(Data about app and page elements)
..........

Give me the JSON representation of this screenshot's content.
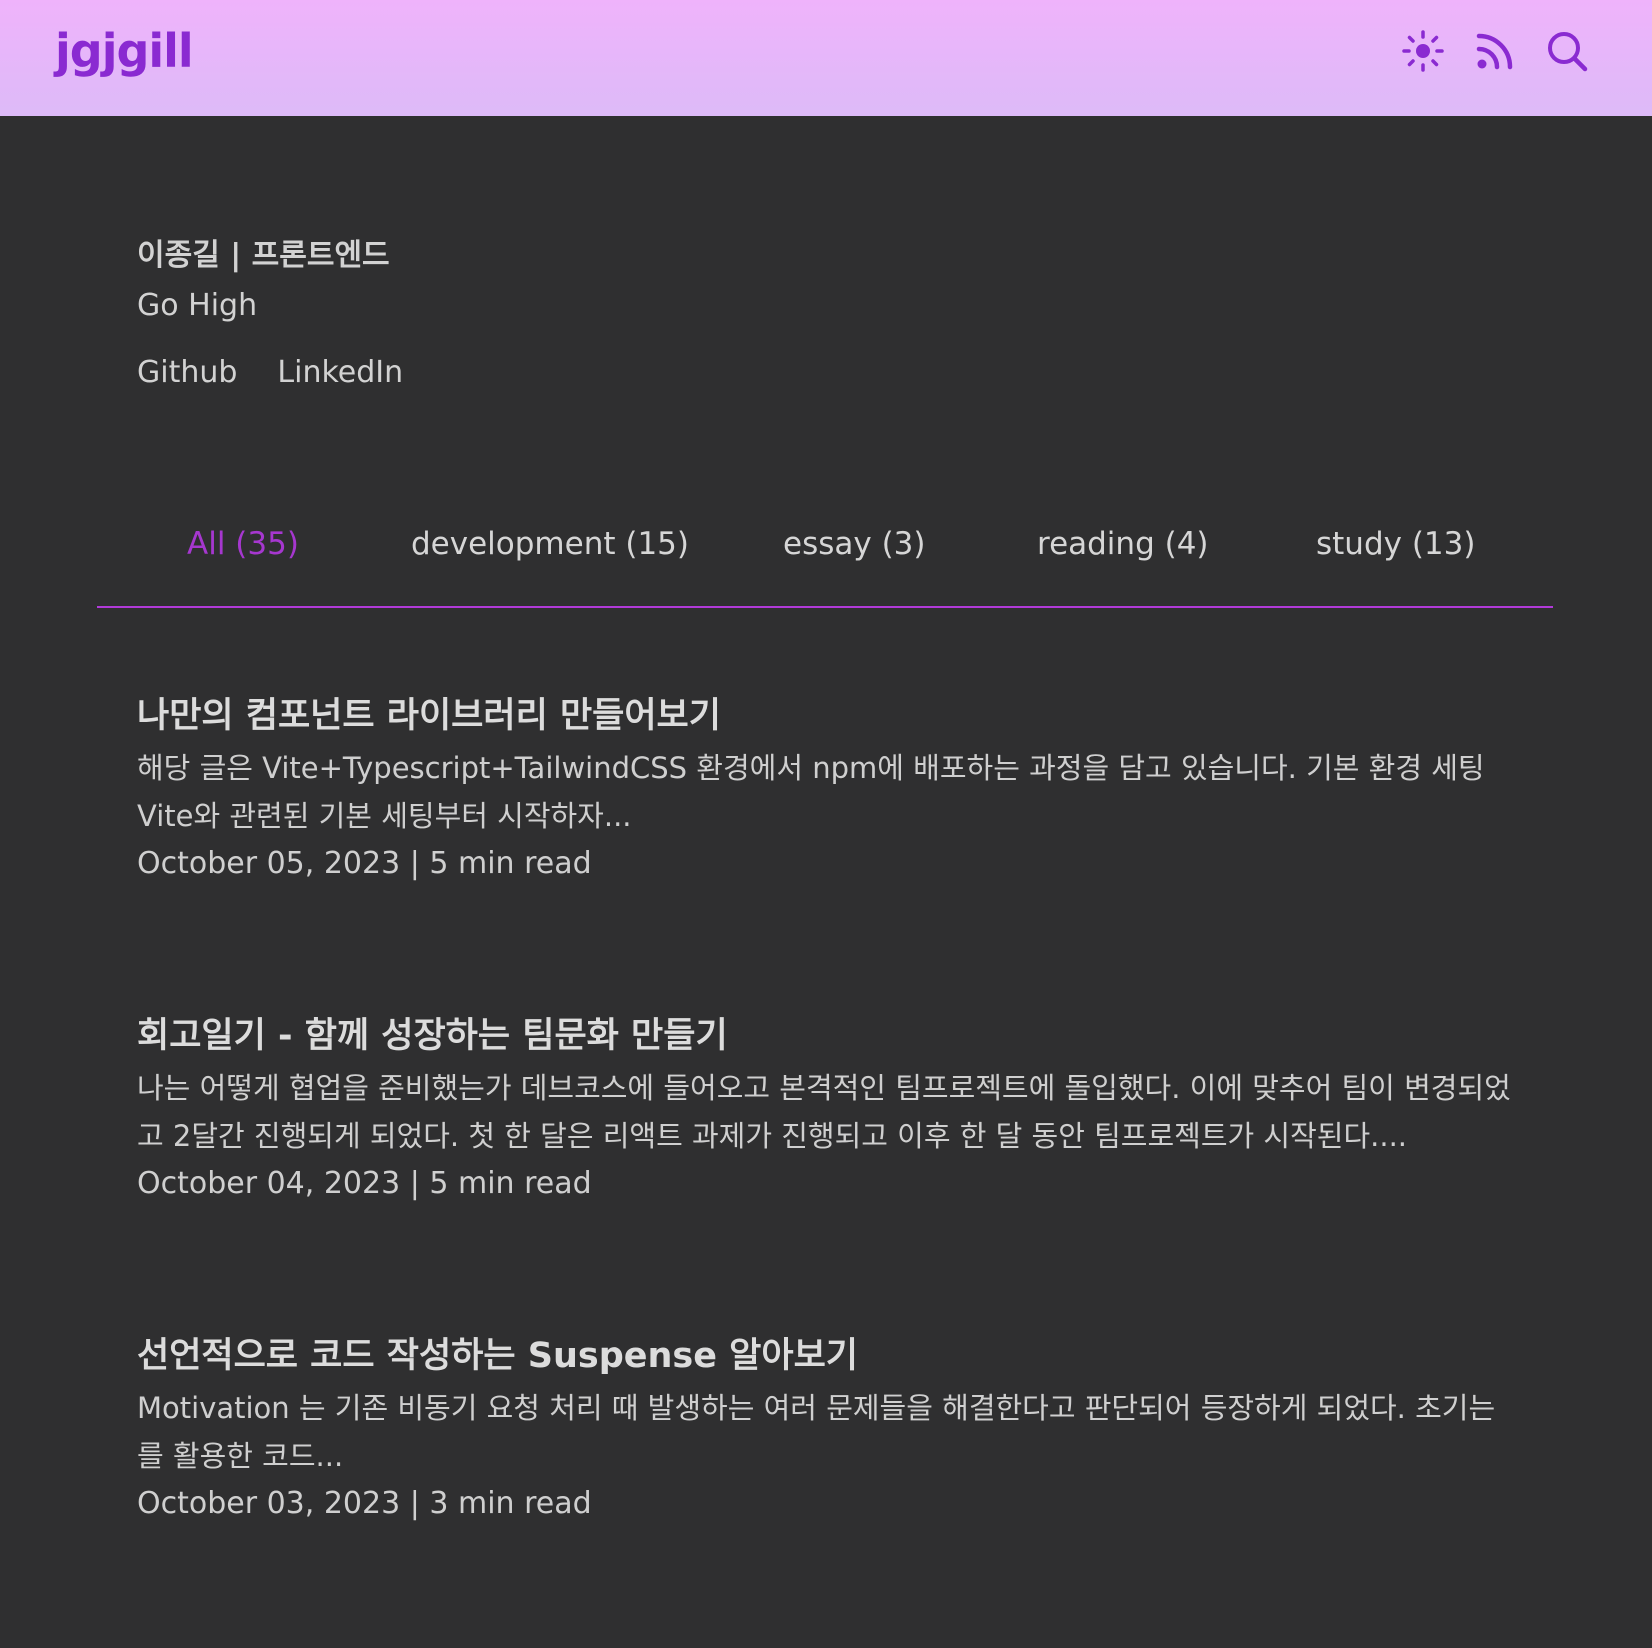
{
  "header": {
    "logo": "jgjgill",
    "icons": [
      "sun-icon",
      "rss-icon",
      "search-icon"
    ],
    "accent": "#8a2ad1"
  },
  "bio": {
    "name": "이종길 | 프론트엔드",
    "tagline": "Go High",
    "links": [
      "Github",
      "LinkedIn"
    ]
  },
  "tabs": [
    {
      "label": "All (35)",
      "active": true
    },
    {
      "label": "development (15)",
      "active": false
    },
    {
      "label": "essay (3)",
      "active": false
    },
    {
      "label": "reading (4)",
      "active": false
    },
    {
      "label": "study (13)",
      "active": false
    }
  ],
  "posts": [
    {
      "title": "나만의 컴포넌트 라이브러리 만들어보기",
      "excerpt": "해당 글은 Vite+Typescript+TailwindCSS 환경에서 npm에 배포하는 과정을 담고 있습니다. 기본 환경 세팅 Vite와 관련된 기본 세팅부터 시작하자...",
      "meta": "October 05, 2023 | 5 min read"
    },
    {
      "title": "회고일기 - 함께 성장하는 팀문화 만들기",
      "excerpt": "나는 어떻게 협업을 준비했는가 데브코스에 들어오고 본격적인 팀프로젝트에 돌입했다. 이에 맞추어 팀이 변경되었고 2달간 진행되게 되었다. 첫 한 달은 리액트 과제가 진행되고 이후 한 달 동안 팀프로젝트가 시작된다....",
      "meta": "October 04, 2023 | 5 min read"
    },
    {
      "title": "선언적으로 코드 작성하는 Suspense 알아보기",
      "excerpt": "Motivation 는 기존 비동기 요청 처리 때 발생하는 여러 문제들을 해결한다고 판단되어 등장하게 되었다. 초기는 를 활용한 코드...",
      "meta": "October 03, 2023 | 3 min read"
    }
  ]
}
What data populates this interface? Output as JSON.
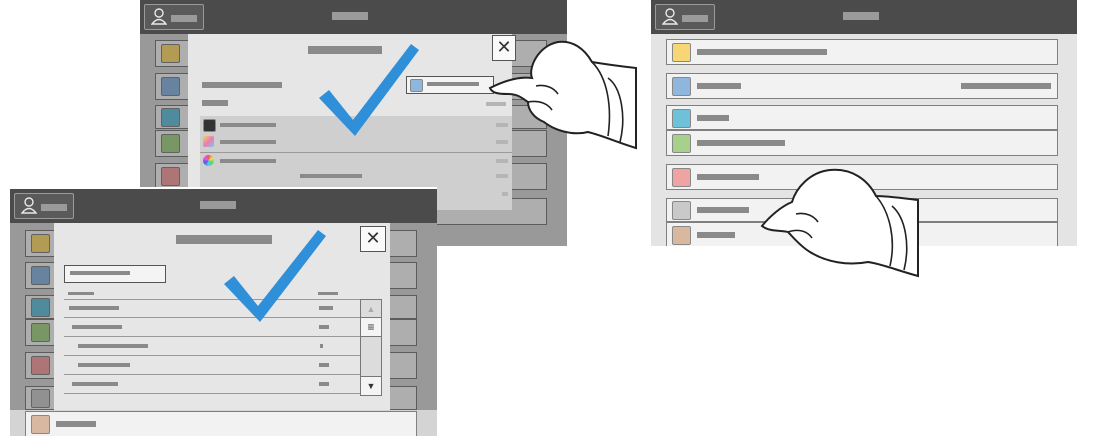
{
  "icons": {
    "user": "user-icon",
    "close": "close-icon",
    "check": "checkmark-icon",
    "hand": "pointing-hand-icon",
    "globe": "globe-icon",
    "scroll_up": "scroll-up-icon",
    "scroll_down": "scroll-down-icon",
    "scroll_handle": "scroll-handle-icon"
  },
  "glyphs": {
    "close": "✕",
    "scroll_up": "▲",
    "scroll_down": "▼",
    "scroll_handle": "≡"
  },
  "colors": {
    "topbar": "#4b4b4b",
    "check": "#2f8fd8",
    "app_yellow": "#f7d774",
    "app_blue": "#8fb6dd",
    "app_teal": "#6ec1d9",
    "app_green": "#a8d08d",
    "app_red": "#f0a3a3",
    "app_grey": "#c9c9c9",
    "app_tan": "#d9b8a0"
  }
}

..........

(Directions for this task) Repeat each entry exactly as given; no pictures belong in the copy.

(Task response)
Give me the JSON representation of this screenshot's content.
{
  "header": {
    "logo": "jgjgill",
    "icons": [
      "sun-icon",
      "rss-icon",
      "search-icon"
    ],
    "accent": "#8a2ad1"
  },
  "bio": {
    "name": "이종길 | 프론트엔드",
    "tagline": "Go High",
    "links": [
      "Github",
      "LinkedIn"
    ]
  },
  "tabs": [
    {
      "label": "All (35)",
      "active": true
    },
    {
      "label": "development (15)",
      "active": false
    },
    {
      "label": "essay (3)",
      "active": false
    },
    {
      "label": "reading (4)",
      "active": false
    },
    {
      "label": "study (13)",
      "active": false
    }
  ],
  "posts": [
    {
      "title": "나만의 컴포넌트 라이브러리 만들어보기",
      "excerpt": "해당 글은 Vite+Typescript+TailwindCSS 환경에서 npm에 배포하는 과정을 담고 있습니다. 기본 환경 세팅 Vite와 관련된 기본 세팅부터 시작하자...",
      "meta": "October 05, 2023 | 5 min read"
    },
    {
      "title": "회고일기 - 함께 성장하는 팀문화 만들기",
      "excerpt": "나는 어떻게 협업을 준비했는가 데브코스에 들어오고 본격적인 팀프로젝트에 돌입했다. 이에 맞추어 팀이 변경되었고 2달간 진행되게 되었다. 첫 한 달은 리액트 과제가 진행되고 이후 한 달 동안 팀프로젝트가 시작된다....",
      "meta": "October 04, 2023 | 5 min read"
    },
    {
      "title": "선언적으로 코드 작성하는 Suspense 알아보기",
      "excerpt": "Motivation 는 기존 비동기 요청 처리 때 발생하는 여러 문제들을 해결한다고 판단되어 등장하게 되었다. 초기는 를 활용한 코드...",
      "meta": "October 03, 2023 | 3 min read"
    }
  ]
}
What data populates this interface? Output as JSON.
{
  "icons": {
    "user": "user-icon",
    "close": "close-icon",
    "check": "checkmark-icon",
    "hand": "pointing-hand-icon",
    "globe": "globe-icon",
    "scroll_up": "scroll-up-icon",
    "scroll_down": "scroll-down-icon",
    "scroll_handle": "scroll-handle-icon"
  },
  "glyphs": {
    "close": "✕",
    "scroll_up": "▲",
    "scroll_down": "▼",
    "scroll_handle": "≡"
  },
  "colors": {
    "topbar": "#4b4b4b",
    "check": "#2f8fd8",
    "app_yellow": "#f7d774",
    "app_blue": "#8fb6dd",
    "app_teal": "#6ec1d9",
    "app_green": "#a8d08d",
    "app_red": "#f0a3a3",
    "app_grey": "#c9c9c9",
    "app_tan": "#d9b8a0"
  }
}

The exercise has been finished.